The village of Neen Sollars formerly Neen Baldwin arrived at its name by the merging of the Baldwin le Poer and De Solers families in or about 1200 when Elena and Eustacia Baldwin married members of the Sollars family. From these marriages Neen Baldwin became Neen Sollars.
From archived registers we know that Neen Sollars and Milson were thriving agricultural villages. Neen Sollars had its own school, post office, village shop, inns and railway station (which closed under the Beeching cuts). At the turn of the century the school had in excess of 60 children but with the advent of modern agricultural methods, this figure dwindled and finally the school closed in 1951. Today with the exception of innkeepers and farmers, the rest have gone by the way of progress.

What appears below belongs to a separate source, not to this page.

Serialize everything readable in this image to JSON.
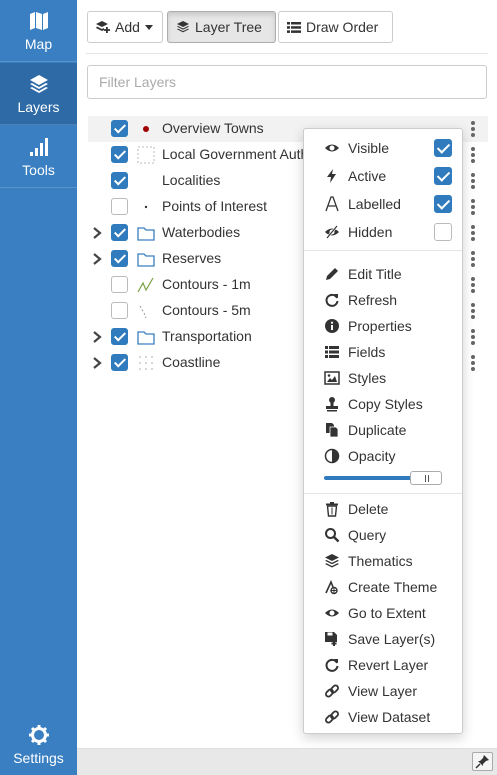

Both villages offer an ideal location as a base for rural vacation and boast historic churches dating back to the 12th and 14th century.
The church of All Saints Neen Sollars stands on the site of a Saxon Church, although nothing of this first building remains. The present church is an almost unaltered example of the 14th century work, consisting of nave, chancel, transepts and low central tower crowned by a spire.
St. George’s Milson dates back to the close of the 11th century, the chancel and nave are of Norman origin, whilst the tower is believed to be constructed in the late 12th century. The stonework and timber porch is 14th century.